Beyond that, there is an arc to the end of Ventura’s life which sounds unfortunately familiar. It’s a story of a young man whose life changed dramatically in a very, very short period of time and who struggled at times to process the changes. Were it not for a fateful drive on a dark and winding road one night in late January, they all could’ve been things that, as his career matured, he could look back on as learning experiences. Now that he’s gone, however, they form the final, tragic chapter.
Ken Rosenthal of FOX Sports reports that the Royals and first baseman Eric Hosmer have discussed a long-term contract extension. However, Hosmer also indicated that he will head into free agency if a deal is not consummated by Opening Day.
Hosmer, 27, avoided arbitration with the Royals last month, agreeing to a $12.25 million salary for the 2017 season. He is one of four key Royals players who can become a free agent after the season along with Mike Moustakas, Alcides Escobar, and Lorenzo Cain. If Hosmer does reach free agency, he would arguably be the top free agent first baseman.

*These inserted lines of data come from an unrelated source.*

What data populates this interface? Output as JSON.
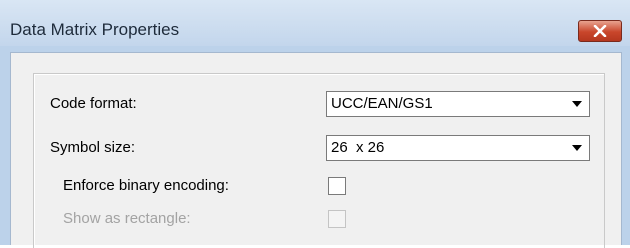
{
  "window": {
    "title": "Data Matrix Properties"
  },
  "form": {
    "code_format": {
      "label": "Code format:",
      "value": "UCC/EAN/GS1"
    },
    "symbol_size": {
      "label": "Symbol size:",
      "value": "26  x 26"
    },
    "enforce_binary": {
      "label": "Enforce binary encoding:",
      "checked": false,
      "enabled": true
    },
    "show_rectangle": {
      "label": "Show as rectangle:",
      "checked": false,
      "enabled": false
    }
  },
  "icons": {
    "close": "close-icon",
    "dropdown": "chevron-down-icon"
  },
  "colors": {
    "close_button": "#c9462b",
    "titlebar": "#c3d6ec",
    "dialog_background": "#f0f0f0",
    "disabled_text": "#a3a3a3"
  }
}
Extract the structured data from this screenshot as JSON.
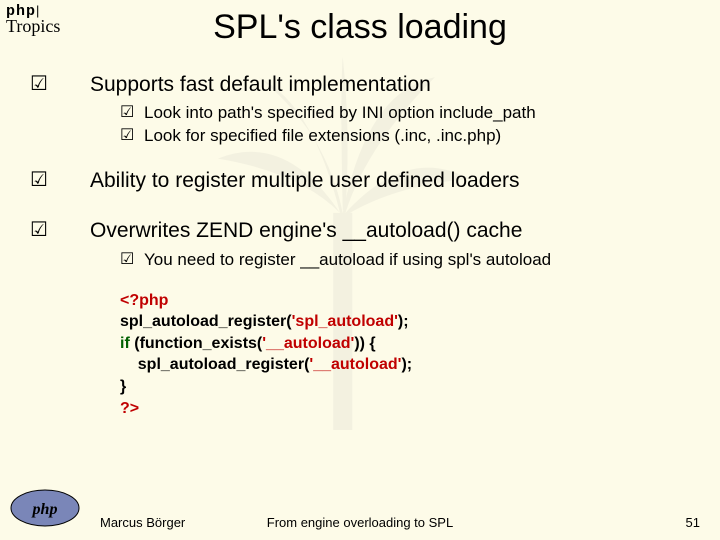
{
  "header": {
    "brand_top": "php",
    "brand_sub": "Tropics",
    "title": "SPL's class loading"
  },
  "bullets": [
    {
      "text": "Supports fast default implementation",
      "subs": [
        "Look into path's specified by INI option include_path",
        "Look for specified file extensions (.inc, .inc.php)"
      ]
    },
    {
      "text": "Ability to register multiple user defined loaders",
      "subs": []
    },
    {
      "text": "Overwrites ZEND engine's __autoload() cache",
      "subs": [
        "You need to register __autoload if using spl's autoload"
      ]
    }
  ],
  "code": {
    "open": "<?php",
    "l1a": "spl_autoload_register",
    "l1b": "'spl_autoload'",
    "l2a": "if",
    "l2b": "function_exists",
    "l2c": "'__autoload'",
    "l3a": "spl_autoload_register",
    "l3b": "'__autoload'",
    "close": "?>"
  },
  "footer": {
    "author": "Marcus Börger",
    "talk": "From engine overloading to SPL",
    "page": "51"
  },
  "glyphs": {
    "check": "☑"
  }
}
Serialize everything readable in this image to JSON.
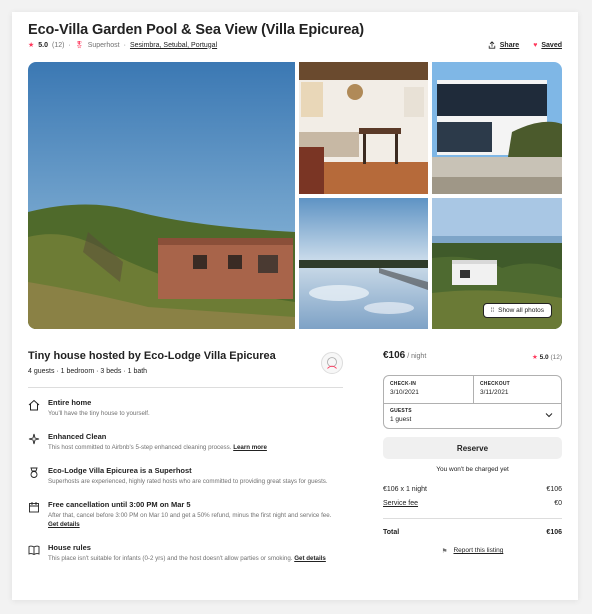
{
  "listing": {
    "title": "Eco-Villa Garden Pool & Sea View (Villa Epicurea)",
    "rating": "5.0",
    "reviews": "(12)",
    "superhost": "Superhost",
    "location": "Sesimbra, Setubal, Portugal",
    "share_label": "Share",
    "saved_label": "Saved",
    "show_all_photos": "Show all photos"
  },
  "host": {
    "title": "Tiny house hosted by Eco-Lodge Villa Epicurea",
    "summary": "4 guests · 1 bedroom · 3 beds · 1 bath"
  },
  "features": [
    {
      "icon": "home-icon",
      "title": "Entire home",
      "desc": "You'll have the tiny house to yourself.",
      "link": ""
    },
    {
      "icon": "sparkle-icon",
      "title": "Enhanced Clean",
      "desc": "This host committed to Airbnb's 5-step enhanced cleaning process.",
      "link": "Learn more"
    },
    {
      "icon": "medal-icon",
      "title": "Eco-Lodge Villa Epicurea is a Superhost",
      "desc": "Superhosts are experienced, highly rated hosts who are committed to providing great stays for guests.",
      "link": ""
    },
    {
      "icon": "calendar-icon",
      "title": "Free cancellation until 3:00 PM on Mar 5",
      "desc": "After that, cancel before 3:00 PM on Mar 10 and get a 50% refund, minus the first night and service fee.",
      "link": "Get details"
    },
    {
      "icon": "book-icon",
      "title": "House rules",
      "desc": "This place isn't suitable for infants (0-2 yrs) and the host doesn't allow parties or smoking.",
      "link": "Get details"
    }
  ],
  "booking": {
    "price": "€106",
    "per": " / night",
    "rating": "5.0",
    "reviews": "(12)",
    "checkin_label": "CHECK-IN",
    "checkin_value": "3/10/2021",
    "checkout_label": "CHECKOUT",
    "checkout_value": "3/11/2021",
    "guests_label": "GUESTS",
    "guests_value": "1 guest",
    "reserve_label": "Reserve",
    "note": "You won't be charged yet",
    "nightly_label": "€106 x 1 night",
    "nightly_value": "€106",
    "fee_label": "Service fee",
    "fee_value": "€0",
    "total_label": "Total",
    "total_value": "€106",
    "report_label": "Report this listing"
  },
  "colors": {
    "accent": "#ff385c",
    "text": "#222222",
    "muted": "#717171",
    "border": "#dddddd"
  }
}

Hosmer finished the past season hitting .266/.328/.433 with 25 home runs and 104 RBI while making his first All-Star team.